Education and LGBTQ Care
A lack of education about LGBTQ care and health concerns is one of the primary reasons there are such large disparities between this community and the general population. Nurses can become even more educated on the needs of unique communities by pursuing a master’s in nursing.
LGBTQ Cultural Competency Training
Diversity training in nursing education and for all medical professionals can help them become more aware of the unique needs of different minority groups. Cultural competency training about the LGBTQ community and their needs in a healthcare setting gives medical providers the nuanced understanding they need to give customized care to all of their patients. Diversity and inclusivity training can not only help providers avoid negative or discriminatory situations entirely, but also help them understand how to address LGBTQ patients’ concerns related to their sexual orientation and gender identity. The benefits of cultural competency training are huge, as it works to improve care and reduce health disparities.
Respect for a Patient’s Sexual Orientation and Gender Identity
Ultimately, healthcare professionals have to learn how to respect the sexual orientation and gender identity of their patients. They may have to put personal beliefs or feelings aside to do so, but all medical providers have a responsibility to give the best care possible to their patients. Not assuming one’s sexual orientation or gender identity, as well as asking and using someone’s preferred name and pronouns, are simple ways to show LGBTQ patients they are respected. LGBTQ individuals deserve and need to feel safe, welcomed, and respected when seeking care. Those who don’t may end up avoiding seeking care altogether.
LGBTQ individuals have encountered such discrimination in the medical world that it will take a conscious and continued effort to close the LGBTQ healthcare gap. There is no single or simple solution to doing so, but nurses have the power to make an impact in the lives of their LGBTQ patients each day. By understanding the health needs of LGBTQ individuals and striving to give the best care possible, that impact can be a positive one.
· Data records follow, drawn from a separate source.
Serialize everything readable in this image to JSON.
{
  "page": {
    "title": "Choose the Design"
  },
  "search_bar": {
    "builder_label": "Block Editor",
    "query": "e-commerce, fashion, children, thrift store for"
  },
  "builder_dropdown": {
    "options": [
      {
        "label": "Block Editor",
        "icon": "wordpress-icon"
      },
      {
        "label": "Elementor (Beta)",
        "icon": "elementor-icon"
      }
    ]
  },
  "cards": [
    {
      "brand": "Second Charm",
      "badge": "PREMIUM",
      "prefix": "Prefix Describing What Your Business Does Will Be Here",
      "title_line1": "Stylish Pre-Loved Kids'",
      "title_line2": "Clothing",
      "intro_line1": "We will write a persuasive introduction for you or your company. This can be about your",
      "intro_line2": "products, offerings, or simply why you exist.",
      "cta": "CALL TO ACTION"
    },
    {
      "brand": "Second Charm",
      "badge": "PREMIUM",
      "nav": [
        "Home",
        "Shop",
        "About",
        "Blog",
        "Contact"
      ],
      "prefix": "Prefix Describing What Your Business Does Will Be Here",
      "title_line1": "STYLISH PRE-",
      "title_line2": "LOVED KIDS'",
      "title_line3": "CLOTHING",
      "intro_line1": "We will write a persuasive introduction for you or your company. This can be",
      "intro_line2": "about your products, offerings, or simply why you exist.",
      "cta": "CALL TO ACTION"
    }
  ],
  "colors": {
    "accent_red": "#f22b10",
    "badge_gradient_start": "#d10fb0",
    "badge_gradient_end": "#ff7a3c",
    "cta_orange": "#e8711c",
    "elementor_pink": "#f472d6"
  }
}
LGBTQ Resources for Healthcare Providers
For further reading and additional information on LGBTQ healthcare, nurses and other healthcare providers should consult the following resources:
- American Medical Association: Creating an LGBTQ-Friendly Practice;
- Centers for Disease Control and Prevention: LGBT Health Services;
- Health Professionals Advancing LGBTQ Equality (GLMA);
- Human Rights Campaign;
- National Coalition for LGBT Health;
- National LGBT Health Education Center;
- National LGBT Task Force;
- Nurses Health Education About LGBT Elders (HEALE);
- The Williams Institute;
- The World Professional Association for Transgender Health: Standards of Care;